The Great Hunger as genocide

Strokestown and the Great Irish Famine

by Ciarán Reilly

(Four Courts Press, €17.50)

J. Anthony Gaughan

At the outset, the author states that his aim is to introduce the reader to the Strokestown Park House archive and, in so doing, provide an insight into the varied experiences of famine gleaned from the records of those who inhabited the Strokestown estate in the 1840s. 

The archive contains more than 50,000 documents comprising rentals, leases, accounts, correspondence, maps, drawings, architectural plans and photographs.

James Callery, a native of the Strokestown area, purchased Strokestown Park House from its last resident, Mrs Olive Hales Pakenham Mahon (1894-1981), in 1979. Thereby he ensured the preservation of the archive and that it continued to remain in this country.

Strokestown Park House was built in 1696 and in subsequent years additions were made to it, not least by Maurice Mahon (1738-1819) who was rewarded for his support for the Act of Union with a peerage as 1st Baron Hartland. Following his death, the estate – consisting of more than 11,000 acres – was woefully mismanaged.


The devastation caused by the ‘Big Wind’ of 1839 was followed by three wet summers during which the harvest was rarely saved. Then came the total failure  of the potato crop in 1845 and 1846. On the Strokestown estate by 1847, starvation, hunger and disease was the lot of most of the landless labourers and the cottiers, who each owned just a half acre of land.

Major Denis Mahon took control of the estate in November 1845. It was almost £30,000 in debt owing to non-payment of rent. He believed that the widespread distress was caused as much by “the very large and overgrown population of the district” as by the failure of the potato crop, so he set about “clearing the paupers” from the estate. 

He organised the emigration of 275 families comprising 1,490 people to Canada via Liverpool. 

The suffering of the emigrants on the ‘coffin-ships’ was almost indescribable. The final death toll was appalling. Of those who had left Strokestown, more than 700 died and were buried at sea or at Gross Ile, where others lingered for weeks before succumbing to a variety of diseases.

In the meantime, the clearing of the estate continued apace. Cabins were de-roofed and their walls levelled and men, women and children left without shelter. This and news of the tragic conclusion to the emigration scheme caused widespread anger across the estate. In November 1847 as he returned from a meeting of the Roscommon Board of Guardians, Major Mahon was assassinated.

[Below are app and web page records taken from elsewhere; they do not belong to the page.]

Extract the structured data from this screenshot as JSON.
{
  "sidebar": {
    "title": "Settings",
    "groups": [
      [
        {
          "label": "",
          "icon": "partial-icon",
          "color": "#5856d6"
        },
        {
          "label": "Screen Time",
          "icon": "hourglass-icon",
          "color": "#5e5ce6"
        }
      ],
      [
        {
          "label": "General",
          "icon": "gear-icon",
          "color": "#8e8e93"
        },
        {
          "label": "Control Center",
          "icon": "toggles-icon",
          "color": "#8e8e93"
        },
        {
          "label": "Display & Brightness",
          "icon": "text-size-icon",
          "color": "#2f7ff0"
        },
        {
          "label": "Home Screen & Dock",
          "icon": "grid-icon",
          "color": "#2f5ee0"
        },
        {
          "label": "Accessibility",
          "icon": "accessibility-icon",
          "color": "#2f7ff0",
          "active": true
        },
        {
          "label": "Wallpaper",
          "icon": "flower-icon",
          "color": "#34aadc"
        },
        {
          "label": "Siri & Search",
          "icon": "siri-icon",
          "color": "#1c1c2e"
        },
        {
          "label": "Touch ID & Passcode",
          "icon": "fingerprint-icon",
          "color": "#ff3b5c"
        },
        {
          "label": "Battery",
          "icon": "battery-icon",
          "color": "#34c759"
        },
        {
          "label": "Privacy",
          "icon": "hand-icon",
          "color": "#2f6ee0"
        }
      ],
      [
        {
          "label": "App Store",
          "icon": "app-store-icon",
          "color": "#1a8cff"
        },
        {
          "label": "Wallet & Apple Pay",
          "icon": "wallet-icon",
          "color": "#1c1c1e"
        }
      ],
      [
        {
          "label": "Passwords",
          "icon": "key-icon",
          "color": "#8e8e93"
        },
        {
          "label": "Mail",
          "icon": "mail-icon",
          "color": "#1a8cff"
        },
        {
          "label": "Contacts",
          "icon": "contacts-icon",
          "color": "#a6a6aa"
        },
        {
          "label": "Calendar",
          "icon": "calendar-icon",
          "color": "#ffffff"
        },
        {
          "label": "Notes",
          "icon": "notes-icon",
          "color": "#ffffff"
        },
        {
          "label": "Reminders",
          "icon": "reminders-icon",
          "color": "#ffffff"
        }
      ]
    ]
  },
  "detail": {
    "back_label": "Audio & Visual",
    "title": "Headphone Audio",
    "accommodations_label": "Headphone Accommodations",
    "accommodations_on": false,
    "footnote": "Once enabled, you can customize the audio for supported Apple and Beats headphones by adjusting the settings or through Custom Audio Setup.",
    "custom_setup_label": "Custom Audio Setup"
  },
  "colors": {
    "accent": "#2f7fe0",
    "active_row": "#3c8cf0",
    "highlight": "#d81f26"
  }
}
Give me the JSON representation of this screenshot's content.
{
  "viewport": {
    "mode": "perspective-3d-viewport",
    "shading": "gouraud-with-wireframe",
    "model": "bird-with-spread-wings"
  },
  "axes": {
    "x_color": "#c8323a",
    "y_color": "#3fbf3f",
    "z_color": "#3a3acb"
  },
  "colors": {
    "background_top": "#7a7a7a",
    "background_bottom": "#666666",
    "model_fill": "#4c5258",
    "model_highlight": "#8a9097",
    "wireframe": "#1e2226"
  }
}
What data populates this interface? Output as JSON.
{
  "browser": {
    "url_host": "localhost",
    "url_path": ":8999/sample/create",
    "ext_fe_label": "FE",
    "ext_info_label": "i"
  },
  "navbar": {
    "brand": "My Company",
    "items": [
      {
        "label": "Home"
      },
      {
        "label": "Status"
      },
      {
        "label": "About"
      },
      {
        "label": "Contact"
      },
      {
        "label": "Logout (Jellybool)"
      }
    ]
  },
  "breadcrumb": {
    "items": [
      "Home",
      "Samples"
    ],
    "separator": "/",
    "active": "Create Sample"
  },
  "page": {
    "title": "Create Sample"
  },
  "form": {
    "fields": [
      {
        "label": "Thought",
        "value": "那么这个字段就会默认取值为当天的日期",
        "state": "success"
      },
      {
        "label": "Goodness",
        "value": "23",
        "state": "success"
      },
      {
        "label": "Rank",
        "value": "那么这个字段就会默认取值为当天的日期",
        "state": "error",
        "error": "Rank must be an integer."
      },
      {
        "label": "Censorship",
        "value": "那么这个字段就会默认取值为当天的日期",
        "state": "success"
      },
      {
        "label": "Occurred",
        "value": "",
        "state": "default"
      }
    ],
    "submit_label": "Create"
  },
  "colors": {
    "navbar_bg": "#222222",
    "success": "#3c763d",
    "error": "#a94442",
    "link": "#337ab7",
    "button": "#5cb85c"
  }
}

Initially, Fr Michael McDermott, the parish priest of Strokestown, was on friendly terms with Major Mahon and they served together on a relief committee. However, they soon became bitter adversaries with the parish priest continually lambasting the landlord for his merciless treatment of his tenants.

In the outcry over Major Mahon’s murder, inflammatory language used by Fr McDermott in his attacks on the landlord was recalled and he was accused of being responsible for the landlord’s death.


In the event the contrast between the public uproar caused by Major Mahon’s murder and the near silence surrounding the ‘disappearance’ of the thousands of cottiers, landless labourers and their families from the Strokestown estate was quite extraordinary.

In this scholarly monograph, Ciarán Reilly (a postdoctoral research fellow at the Centre for the Study of Historic Irish Houses and Estates at NUI Maynooth) also explores ancillary significant issues associated with the Great Famine.

There was the role of the workhouse, the various relief committees, the public works schemes, the provision of Indian meal and the culpability of the local community who benefited from the ‘clearance’ of the 3,000 tenants and their families.

In the ultimate analysis, what happened at Strokestown and elsewhere in Ireland was akin to genocide and the main culpability for it lay in London, in Dublin and with the absentee landlords of Ireland.